“Robots are like candy for hackers”
- February 1, 2019
- Posted by: Kerry Tomlinson, Archer News
- Category: Archer News, Cyber Crime, Cyber Crime, Cyberattack, Cyberattack, Hacking, Industrial Control System Security, Posts with image, Ransomware, Robotics, Smart Devices, Vulnerabilities
A team of researchers has created a tool that helps the good guys track down vulnerable robots before the bad guys do.
The tool shows there are plenty of unprotected robots out there, ready to hack.
We’ve come a long way from the slow-learning, pancake-flipping robot of 2010.
Video shows the robot arm dropping cake after cake before finally nailing the landing in his pan.
And what if they had help, if the rise of the machines was powered by the rise of machine hackers who could use them in their own mechanical army?
“We have to make awareness. We have to talk about it, make research and expose the things we are finding,” said Odei Olalde Saez of Alias Robotics in Spain in an interview with Archer News.
Olalde Saez and his colleague, Gorka Olalde Mendia, demonstrate the danger, showing a robot they “captured”.
They found the garbage-sorting industrial bot in a search using their tool, and show us a live feed of the robot’s camera.
“You can see the cameras,” said Olalde Mendia. “You can calibrate them. You can do a lot of things. You have full control of the robot.”
“You are the boss there. So, you could command anything you wanted,” added Olalde Saez.
Someone could do damage, shut down the factory or punch workers nearby, according to the researchers.
“You could say, ‘Hey, move the robot arm 90 degrees, like 90 degrees to the right.’ And, boom, you will hit someone,” said Olalde Mendia.
But they’re the good guys, the researchers said.
They want to raise awareness of what their search tool found: about one hundred vulnerable robots and another 9,000 vulnerable routers that could lead to robots — and trouble.
Researchers at Brown University discovered about 100 exposed research robots online last year.
Why so many security holes?
More and more robots are connecting to the Internet.
But the Alias researchers said some companies making robots — and some companies installing robots — may feel no need to focus on security, since robot hacks are not widespread.
“I think people should be extremely worried about whether or not their tools have been properly secured,” said Rosanna Myers is CEO of Carbon Robotics in California.
Myers’ team is developing Katia, an intelligent arm for factories.
She told Archer News that robots currently have safety standards, so they don’t hurt people, but need security standards as well.
And it may take regulation to get every company to do it right, she added.
“It forces companies to be responsible. It forces them to think about things that maybe aren’t top of mind. aren’t a priority,” Myers said. “That’s one of the other reasons why I think that regulations are important.
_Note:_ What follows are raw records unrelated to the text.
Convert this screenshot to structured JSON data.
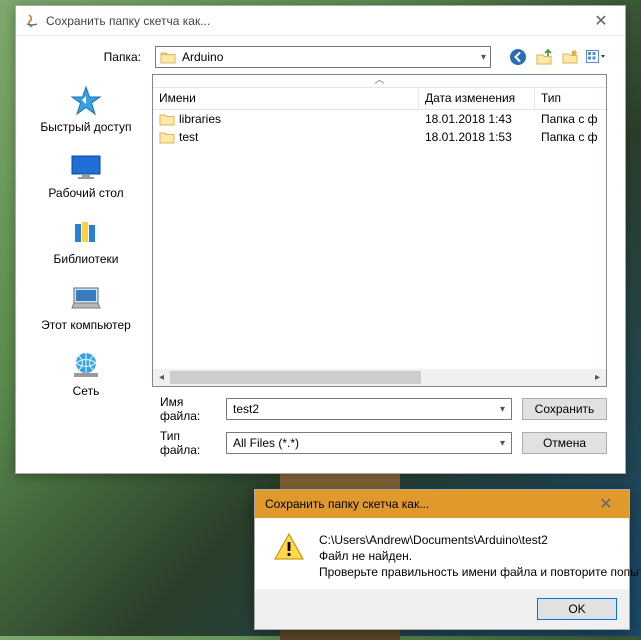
{
  "dialog": {
    "title": "Сохранить папку скетча как...",
    "folder_label": "Папка:",
    "folder_value": "Arduino",
    "places": {
      "quick": "Быстрый доступ",
      "desktop": "Рабочий стол",
      "libraries": "Библиотеки",
      "computer": "Этот компьютер",
      "network": "Сеть"
    },
    "columns": {
      "name": "Имени",
      "date": "Дата изменения",
      "type": "Тип"
    },
    "rows": [
      {
        "name": "libraries",
        "date": "18.01.2018 1:43",
        "type": "Папка с ф"
      },
      {
        "name": "test",
        "date": "18.01.2018 1:53",
        "type": "Папка с ф"
      }
    ],
    "filename_label": "Имя файла:",
    "filename_value": "test2",
    "filetype_label": "Тип файла:",
    "filetype_value": "All Files (*.*)",
    "save_label": "Сохранить",
    "cancel_label": "Отмена"
  },
  "error": {
    "title": "Сохранить папку скетча как...",
    "line1": "C:\\Users\\Andrew\\Documents\\Arduino\\test2",
    "line2": "Файл не найден.",
    "line3": "Проверьте правильность имени файла и повторите попытку.",
    "ok": "OK"
  }
}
Because companies, in general, you can’t trust companies to do something they’re not pushed to do.”
Experts say more and more of these machines will join us at home and and at work.
And with them, the danger could grow, in part because we may see robots as friends or pets — not as a tool for attackers.
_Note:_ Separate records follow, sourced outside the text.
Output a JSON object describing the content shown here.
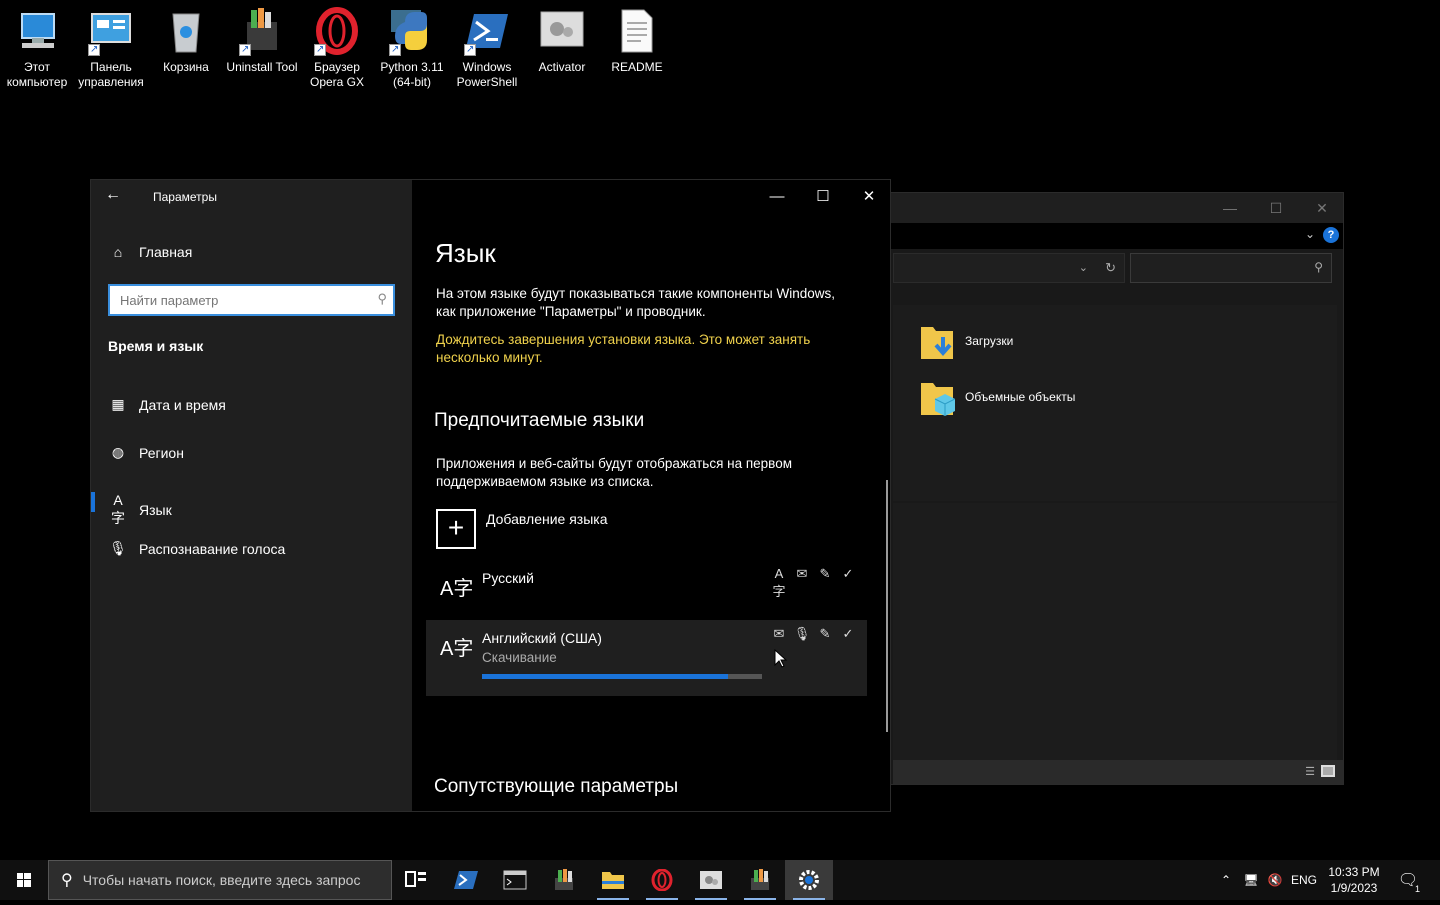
{
  "desktop": {
    "icons": [
      {
        "label": "Этот компьютер",
        "icon": "computer-icon"
      },
      {
        "label": "Панель управления",
        "icon": "control-panel-icon"
      },
      {
        "label": "Корзина",
        "icon": "recycle-bin-icon"
      },
      {
        "label": "Uninstall Tool",
        "icon": "uninstall-tool-icon"
      },
      {
        "label": "Браузер Opera GX",
        "icon": "opera-icon"
      },
      {
        "label": "Python 3.11 (64-bit)",
        "icon": "python-icon"
      },
      {
        "label": "Windows PowerShell",
        "icon": "powershell-icon"
      },
      {
        "label": "Activator",
        "icon": "activator-icon"
      },
      {
        "label": "README",
        "icon": "document-icon"
      }
    ]
  },
  "explorer": {
    "items": [
      {
        "label": "Загрузки",
        "icon": "downloads-folder-icon"
      },
      {
        "label": "Объемные объекты",
        "icon": "3d-objects-folder-icon"
      }
    ],
    "window_controls": {
      "minimize": "—",
      "maximize": "☐",
      "close": "✕"
    },
    "help": "?"
  },
  "settings": {
    "title": "Параметры",
    "sidebar": {
      "home": "Главная",
      "search_placeholder": "Найти параметр",
      "section": "Время и язык",
      "items": [
        {
          "label": "Дата и время",
          "icon": "calendar-clock-icon"
        },
        {
          "label": "Регион",
          "icon": "globe-icon"
        },
        {
          "label": "Язык",
          "icon": "language-icon",
          "active": true
        },
        {
          "label": "Распознавание голоса",
          "icon": "microphone-icon"
        }
      ]
    },
    "main": {
      "heading": "Язык",
      "description": "На этом языке будут показываться такие компоненты Windows, как приложение \"Параметры\" и проводник.",
      "warning": "Дождитесь завершения установки языка. Это может занять несколько минут.",
      "preferred_heading": "Предпочитаемые языки",
      "preferred_desc": "Приложения и веб-сайты будут отображаться на первом поддерживаемом языке из списка.",
      "add_language": "Добавление языка",
      "languages": [
        {
          "name": "Русский",
          "status": "",
          "features": [
            "display-language-icon",
            "text-to-speech-icon",
            "handwriting-icon",
            "spellcheck-icon"
          ]
        },
        {
          "name": "Английский (США)",
          "status": "Скачивание",
          "progress": 0.88,
          "features": [
            "text-to-speech-icon",
            "microphone-icon",
            "handwriting-icon",
            "spellcheck-icon"
          ]
        }
      ],
      "related_heading": "Сопутствующие параметры"
    },
    "window_controls": {
      "minimize": "—",
      "maximize": "☐",
      "close": "✕"
    }
  },
  "taskbar": {
    "search_placeholder": "Чтобы начать поиск, введите здесь запрос",
    "language": "ENG",
    "time": "10:33 PM",
    "date": "1/9/2023",
    "notification_count": "1",
    "accent": "#1a73d9"
  }
}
“What that means is our defenses are down,” Myers said. “We’re not saying, ‘This is machinery and this is potentially a portal for somebody bad to come in and do something that you don’t want.’”
It may be time to shut that portal.
What to Do?
“What should companies do? First of all, try to design robots in a secure way,” Olalde Mendia said.
The Alias researchers say companies making robots should also tell their customers how to protect them.
And customers should follow through.
The researchers’ advice includes:
- Keeping robots separate from the Internet & office IT networks.
- Changing the default password that comes with the machine, since attackers know the default passwords.
- Asking questions — and demanding answers — from robot manufacturers.
Check out robots online and do research before you buy, whether you run a factory or a restaurant, whether you’re doing robot research or just want an automated pal to play with you when you come home.
Right now, we may believe we’re in control of the robot.
But the robot, in the hands of an attacker, could someday control us.
“That’s the nightmare scenario,” said Myers. “Where somebody remotes into your house. They log in. You got a robot moving around and they can actually manipulate that.”
“I think people should be cautious — not afraid,” she added. “And should hold companies accountable.“
The researchers from Alias want people to use their new tool, called “aztarna,” a Basque word meaning foot print.
You can find information about aztarna here.